Costs for redesigning your current home can vary dramatically based on your location, the size of your project, and your designer, but you can expect to pay either an hourly rate—these usually start at about $35—or a per-project fee that begins at about $500. Both of these costs can head dramatically north depending on the skill of your designer and the scope of her work.

Wondering whether you need an interior decorator or a designer? Unless you’re building a project from the ground up (which generally requires a designated designer), there’s no major difference between an interior decorator and a designer. An interior designer—which generally requires a license—knows more about structural issues and building codes, but when it comes to simply designing a room, a decorator is just as qualified.

5. Don’t get attached to your stuff

So you love your comfy recliner. That’s great—it can help a designer determine your style and provides an excellent building block for the rest of the renovation. But don’t get too attached to it. That late ’90s La-Z-Boy might not  work with what your designer (or maybe any designer) has in mind.

You also should consult your professional before purchasing new furniture.

“That same overstuffed sectional that looks normal in a Pottery Barn showroom is likely to be much bigger than you imagined when you get it into your home,” Garrett says. “Hold off on the furniture shopping until you get help or measure.”

6. Don’t judge a project halfway through

In the middle of a renovation, your home is almost guaranteed to look terrible.

“As a designer, that’s when you get middle-of-the-night emails and weird phone calls saying, ‘The sofa came today, and I don’t know, it feels so big,’” Garrett says. “Well, that’s because the chandelier isn’t hung yet!”
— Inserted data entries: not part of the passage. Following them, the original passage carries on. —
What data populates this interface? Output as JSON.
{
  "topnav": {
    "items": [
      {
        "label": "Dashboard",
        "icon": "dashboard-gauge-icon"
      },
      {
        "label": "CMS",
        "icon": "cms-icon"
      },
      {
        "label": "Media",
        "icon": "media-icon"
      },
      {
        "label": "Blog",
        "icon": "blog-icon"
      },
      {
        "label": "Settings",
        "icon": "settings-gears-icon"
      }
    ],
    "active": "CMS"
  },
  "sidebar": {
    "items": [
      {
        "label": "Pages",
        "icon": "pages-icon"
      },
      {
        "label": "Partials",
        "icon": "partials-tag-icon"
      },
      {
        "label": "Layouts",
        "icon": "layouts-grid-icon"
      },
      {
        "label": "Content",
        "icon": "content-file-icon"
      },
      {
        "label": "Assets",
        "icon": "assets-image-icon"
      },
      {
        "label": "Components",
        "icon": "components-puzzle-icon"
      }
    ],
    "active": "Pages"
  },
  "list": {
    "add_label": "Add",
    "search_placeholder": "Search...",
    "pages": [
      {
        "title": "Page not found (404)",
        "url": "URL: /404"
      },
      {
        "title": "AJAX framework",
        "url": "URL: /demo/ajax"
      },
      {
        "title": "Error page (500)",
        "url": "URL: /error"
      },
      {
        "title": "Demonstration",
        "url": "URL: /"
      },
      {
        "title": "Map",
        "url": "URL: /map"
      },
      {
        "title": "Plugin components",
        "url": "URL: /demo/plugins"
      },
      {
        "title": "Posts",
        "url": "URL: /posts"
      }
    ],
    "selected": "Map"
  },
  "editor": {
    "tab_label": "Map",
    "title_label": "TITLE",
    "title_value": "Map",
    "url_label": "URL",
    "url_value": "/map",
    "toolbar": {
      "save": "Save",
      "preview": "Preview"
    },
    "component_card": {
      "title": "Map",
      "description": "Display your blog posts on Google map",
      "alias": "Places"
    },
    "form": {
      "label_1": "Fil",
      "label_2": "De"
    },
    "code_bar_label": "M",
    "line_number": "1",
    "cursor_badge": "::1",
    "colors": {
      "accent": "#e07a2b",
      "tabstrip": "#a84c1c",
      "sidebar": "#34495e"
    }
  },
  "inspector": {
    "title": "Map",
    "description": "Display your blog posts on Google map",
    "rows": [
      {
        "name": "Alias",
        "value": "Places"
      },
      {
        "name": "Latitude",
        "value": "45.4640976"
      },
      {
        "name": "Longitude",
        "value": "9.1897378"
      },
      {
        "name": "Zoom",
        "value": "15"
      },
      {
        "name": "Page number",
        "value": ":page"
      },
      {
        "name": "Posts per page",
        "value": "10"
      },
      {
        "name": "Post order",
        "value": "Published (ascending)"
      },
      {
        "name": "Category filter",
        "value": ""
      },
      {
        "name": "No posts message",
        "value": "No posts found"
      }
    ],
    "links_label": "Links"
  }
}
Or one day, you’ll come home and something important changed—the wall color, the furniture, the floor. Big changes can be shocking, but try not to judge the project until all the pieces are in play.

“It takes your eyes a bit to adjust,” Finch says.

If you’ve patiently waited for the finish line and still have issues with the design, don’t be scared to bring them up with the designer, who can offer reasonable solutions and make you feel more comfortable.

7. All decision-makers need to be present

Both Garrett and Finch complained about the absentee partner problem—often a time-stressed spouse spending megahours in the office who claims to have no real interest in the design.

Until the design starts becoming reality, that is.

Garrett says: “This is a classic scenario. A woman inquires, comes to meetings, and believes ‘My husband said he is totally fine with whatever, he just wants me to do it.’ She takes all this stuff home and he looks at it. Then he says:  ‘I hate it, it looks like [crap], we’re not doing that.’”

Now, Garrett requires all decision-makers to be present at the meetings. Finch encourages the same.

8. Learn to spot a bad designer

Sure, the biggest indicator of a bad interior designer is first and foremost a lousy aesthetic, but there are other factors that could make this a rocky relationship.

Even if you love their portfolio, you need to bond with them enough to have clear and regular communications. Design is a give-and-take, combining your designers’ expertise with your own particular tastes and desires.

If your designer rampages through your home, ignoring what you want in favor of her own style, you’ve got a bad fit. Even if you know nothing about design and want to hand over the reins entirely, your designer should still take into account your needs.

Look for designers who ask questions—How do you use this room? What do you want to feel in this room?—and who run choices by you before solidifying them. Your place will be Pinterest-worthy before you know it.